HOW TO COMPLETE THIS TASK
Pick out each line of the records in which the word "resultObj" appears.

(Stored records)
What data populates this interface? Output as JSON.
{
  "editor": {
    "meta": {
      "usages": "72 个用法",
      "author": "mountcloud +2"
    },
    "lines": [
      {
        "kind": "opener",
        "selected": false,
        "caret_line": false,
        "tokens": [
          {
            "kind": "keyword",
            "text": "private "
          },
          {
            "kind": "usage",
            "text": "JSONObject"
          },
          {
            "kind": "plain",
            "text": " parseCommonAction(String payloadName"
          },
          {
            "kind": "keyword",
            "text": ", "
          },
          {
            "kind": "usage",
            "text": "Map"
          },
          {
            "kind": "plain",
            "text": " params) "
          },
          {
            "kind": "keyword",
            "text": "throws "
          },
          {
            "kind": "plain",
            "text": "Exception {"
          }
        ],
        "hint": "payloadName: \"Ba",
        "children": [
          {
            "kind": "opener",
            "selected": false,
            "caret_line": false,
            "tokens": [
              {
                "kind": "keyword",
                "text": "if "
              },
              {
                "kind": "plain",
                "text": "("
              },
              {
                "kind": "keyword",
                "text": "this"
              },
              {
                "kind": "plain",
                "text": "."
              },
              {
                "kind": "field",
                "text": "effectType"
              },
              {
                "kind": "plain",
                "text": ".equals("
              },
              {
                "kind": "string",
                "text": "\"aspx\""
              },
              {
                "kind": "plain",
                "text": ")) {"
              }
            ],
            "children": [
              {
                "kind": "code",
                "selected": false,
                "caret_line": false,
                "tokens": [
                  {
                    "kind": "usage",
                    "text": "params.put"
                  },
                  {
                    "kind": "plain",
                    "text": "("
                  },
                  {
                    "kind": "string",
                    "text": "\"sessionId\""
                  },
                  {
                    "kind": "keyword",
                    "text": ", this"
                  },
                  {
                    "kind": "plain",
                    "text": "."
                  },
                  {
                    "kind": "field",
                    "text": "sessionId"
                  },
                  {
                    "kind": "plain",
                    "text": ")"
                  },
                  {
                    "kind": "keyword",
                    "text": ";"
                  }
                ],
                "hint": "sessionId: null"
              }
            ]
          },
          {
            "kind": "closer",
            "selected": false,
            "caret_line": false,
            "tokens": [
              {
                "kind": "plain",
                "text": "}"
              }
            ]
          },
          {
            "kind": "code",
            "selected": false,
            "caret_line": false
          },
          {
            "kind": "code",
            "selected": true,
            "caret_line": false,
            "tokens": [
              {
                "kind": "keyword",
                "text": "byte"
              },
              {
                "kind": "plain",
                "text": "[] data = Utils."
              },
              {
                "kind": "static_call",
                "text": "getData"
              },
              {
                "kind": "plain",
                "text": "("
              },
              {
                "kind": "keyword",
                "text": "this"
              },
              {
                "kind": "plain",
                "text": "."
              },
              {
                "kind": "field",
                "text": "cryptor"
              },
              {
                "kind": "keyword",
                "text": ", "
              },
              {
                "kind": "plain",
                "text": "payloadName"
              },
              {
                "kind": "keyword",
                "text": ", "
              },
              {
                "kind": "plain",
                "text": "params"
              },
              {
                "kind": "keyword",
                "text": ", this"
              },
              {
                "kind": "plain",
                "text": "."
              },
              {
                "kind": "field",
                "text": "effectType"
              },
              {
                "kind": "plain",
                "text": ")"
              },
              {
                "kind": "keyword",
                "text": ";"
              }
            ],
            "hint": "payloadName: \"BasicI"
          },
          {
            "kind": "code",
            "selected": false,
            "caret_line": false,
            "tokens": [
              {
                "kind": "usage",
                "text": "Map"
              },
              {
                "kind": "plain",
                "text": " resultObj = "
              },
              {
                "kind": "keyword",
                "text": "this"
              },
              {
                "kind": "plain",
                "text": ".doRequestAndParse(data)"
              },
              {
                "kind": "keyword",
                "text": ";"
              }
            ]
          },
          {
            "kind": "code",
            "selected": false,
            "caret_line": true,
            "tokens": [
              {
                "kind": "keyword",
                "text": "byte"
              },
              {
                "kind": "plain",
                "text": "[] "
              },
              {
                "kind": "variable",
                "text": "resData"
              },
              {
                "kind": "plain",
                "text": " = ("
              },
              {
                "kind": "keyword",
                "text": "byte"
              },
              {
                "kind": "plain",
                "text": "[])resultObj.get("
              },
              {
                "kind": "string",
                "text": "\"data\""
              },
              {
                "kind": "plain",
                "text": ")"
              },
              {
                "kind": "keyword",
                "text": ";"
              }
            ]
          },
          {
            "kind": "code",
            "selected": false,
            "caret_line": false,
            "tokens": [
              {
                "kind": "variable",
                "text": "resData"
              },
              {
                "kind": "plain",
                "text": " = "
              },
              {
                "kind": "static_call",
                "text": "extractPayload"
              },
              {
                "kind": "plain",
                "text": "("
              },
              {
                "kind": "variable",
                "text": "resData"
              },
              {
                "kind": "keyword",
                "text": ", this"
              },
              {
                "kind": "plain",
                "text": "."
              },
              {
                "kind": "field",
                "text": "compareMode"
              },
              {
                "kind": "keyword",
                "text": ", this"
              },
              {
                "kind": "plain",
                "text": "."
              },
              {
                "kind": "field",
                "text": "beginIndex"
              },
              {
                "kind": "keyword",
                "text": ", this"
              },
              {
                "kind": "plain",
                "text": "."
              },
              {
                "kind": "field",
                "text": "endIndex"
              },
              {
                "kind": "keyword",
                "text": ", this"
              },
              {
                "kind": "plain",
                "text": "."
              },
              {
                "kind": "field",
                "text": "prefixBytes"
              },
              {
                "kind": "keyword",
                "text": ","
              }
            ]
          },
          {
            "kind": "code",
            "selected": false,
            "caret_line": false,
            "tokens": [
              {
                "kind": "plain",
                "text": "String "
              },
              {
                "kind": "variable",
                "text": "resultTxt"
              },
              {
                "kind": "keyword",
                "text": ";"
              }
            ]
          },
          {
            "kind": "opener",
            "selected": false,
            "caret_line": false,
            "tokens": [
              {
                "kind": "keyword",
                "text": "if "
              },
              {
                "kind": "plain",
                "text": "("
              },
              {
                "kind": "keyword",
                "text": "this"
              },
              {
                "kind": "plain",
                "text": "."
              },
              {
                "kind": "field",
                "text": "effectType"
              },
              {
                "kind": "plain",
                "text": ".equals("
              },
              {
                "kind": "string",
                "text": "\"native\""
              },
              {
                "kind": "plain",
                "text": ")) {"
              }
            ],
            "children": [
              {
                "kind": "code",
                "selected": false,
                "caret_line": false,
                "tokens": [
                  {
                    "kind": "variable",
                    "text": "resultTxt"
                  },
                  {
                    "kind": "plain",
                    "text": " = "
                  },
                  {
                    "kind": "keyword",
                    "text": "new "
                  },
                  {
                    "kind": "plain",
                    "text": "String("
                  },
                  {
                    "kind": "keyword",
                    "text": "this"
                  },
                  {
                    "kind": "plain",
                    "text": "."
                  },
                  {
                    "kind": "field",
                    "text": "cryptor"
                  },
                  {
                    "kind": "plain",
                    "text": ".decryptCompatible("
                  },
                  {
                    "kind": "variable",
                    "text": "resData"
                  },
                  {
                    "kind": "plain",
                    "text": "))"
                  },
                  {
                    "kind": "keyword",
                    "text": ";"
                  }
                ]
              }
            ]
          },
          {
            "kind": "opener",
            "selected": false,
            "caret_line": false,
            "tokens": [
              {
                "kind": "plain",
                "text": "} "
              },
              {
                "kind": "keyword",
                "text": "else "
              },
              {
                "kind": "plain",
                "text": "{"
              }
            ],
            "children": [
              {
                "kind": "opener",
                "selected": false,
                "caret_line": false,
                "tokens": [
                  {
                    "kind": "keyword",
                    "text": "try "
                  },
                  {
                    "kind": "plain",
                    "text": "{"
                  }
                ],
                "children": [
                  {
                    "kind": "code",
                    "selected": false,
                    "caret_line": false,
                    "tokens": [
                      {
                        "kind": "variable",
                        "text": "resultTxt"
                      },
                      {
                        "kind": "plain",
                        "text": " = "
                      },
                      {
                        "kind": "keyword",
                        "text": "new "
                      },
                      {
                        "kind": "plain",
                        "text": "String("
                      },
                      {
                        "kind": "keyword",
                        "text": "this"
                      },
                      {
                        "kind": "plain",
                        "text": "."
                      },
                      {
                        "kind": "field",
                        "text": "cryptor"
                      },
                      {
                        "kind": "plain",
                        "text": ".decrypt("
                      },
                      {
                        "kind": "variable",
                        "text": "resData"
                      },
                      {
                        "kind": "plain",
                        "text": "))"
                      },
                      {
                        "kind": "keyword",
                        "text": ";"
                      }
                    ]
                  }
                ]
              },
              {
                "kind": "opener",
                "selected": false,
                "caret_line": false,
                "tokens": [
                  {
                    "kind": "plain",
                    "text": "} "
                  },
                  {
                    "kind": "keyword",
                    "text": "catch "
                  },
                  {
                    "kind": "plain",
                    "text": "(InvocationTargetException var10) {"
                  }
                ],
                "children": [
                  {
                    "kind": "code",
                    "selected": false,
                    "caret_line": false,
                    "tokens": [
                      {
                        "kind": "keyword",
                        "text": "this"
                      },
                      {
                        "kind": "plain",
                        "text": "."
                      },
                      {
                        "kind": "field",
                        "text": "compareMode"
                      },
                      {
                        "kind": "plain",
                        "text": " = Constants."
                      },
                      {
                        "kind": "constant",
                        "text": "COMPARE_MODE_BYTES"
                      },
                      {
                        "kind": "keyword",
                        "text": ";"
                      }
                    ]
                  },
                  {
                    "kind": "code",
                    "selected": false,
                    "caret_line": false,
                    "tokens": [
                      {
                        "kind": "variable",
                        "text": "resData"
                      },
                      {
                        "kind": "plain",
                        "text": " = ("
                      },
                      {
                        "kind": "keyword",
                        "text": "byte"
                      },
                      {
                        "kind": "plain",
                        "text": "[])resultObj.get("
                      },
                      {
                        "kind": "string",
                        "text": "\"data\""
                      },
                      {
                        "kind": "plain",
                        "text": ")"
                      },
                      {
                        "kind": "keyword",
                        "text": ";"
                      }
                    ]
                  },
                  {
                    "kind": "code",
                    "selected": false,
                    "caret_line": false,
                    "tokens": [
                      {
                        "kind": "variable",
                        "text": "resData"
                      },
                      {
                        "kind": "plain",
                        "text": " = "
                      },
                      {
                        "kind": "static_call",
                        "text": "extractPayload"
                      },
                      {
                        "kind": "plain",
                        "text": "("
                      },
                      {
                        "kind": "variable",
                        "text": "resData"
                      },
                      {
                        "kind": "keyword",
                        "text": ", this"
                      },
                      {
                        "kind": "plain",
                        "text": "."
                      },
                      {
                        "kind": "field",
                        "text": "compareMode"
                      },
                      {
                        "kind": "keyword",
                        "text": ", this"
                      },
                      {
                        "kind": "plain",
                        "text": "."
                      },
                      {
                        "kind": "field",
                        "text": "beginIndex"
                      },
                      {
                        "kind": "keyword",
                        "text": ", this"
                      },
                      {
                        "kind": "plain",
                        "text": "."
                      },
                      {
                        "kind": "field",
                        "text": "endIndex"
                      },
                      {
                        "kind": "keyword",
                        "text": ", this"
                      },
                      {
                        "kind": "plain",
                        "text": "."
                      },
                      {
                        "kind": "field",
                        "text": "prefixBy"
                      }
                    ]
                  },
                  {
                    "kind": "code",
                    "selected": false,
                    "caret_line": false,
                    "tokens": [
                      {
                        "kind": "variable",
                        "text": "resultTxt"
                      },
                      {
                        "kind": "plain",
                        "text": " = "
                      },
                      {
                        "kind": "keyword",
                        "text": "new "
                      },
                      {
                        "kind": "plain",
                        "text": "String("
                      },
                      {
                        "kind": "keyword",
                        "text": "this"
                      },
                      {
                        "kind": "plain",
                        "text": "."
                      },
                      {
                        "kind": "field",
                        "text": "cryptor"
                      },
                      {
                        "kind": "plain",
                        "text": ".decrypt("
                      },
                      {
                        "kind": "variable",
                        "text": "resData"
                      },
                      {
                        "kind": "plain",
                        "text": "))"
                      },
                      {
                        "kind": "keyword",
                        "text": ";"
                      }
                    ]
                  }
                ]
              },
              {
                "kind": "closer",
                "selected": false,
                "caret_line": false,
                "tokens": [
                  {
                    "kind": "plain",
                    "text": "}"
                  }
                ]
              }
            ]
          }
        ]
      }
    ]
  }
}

FINISHED EXERCISE
                "text": " resultObj = "
                "text": "[])resultObj.get("
                        "text": "[])resultObj.get("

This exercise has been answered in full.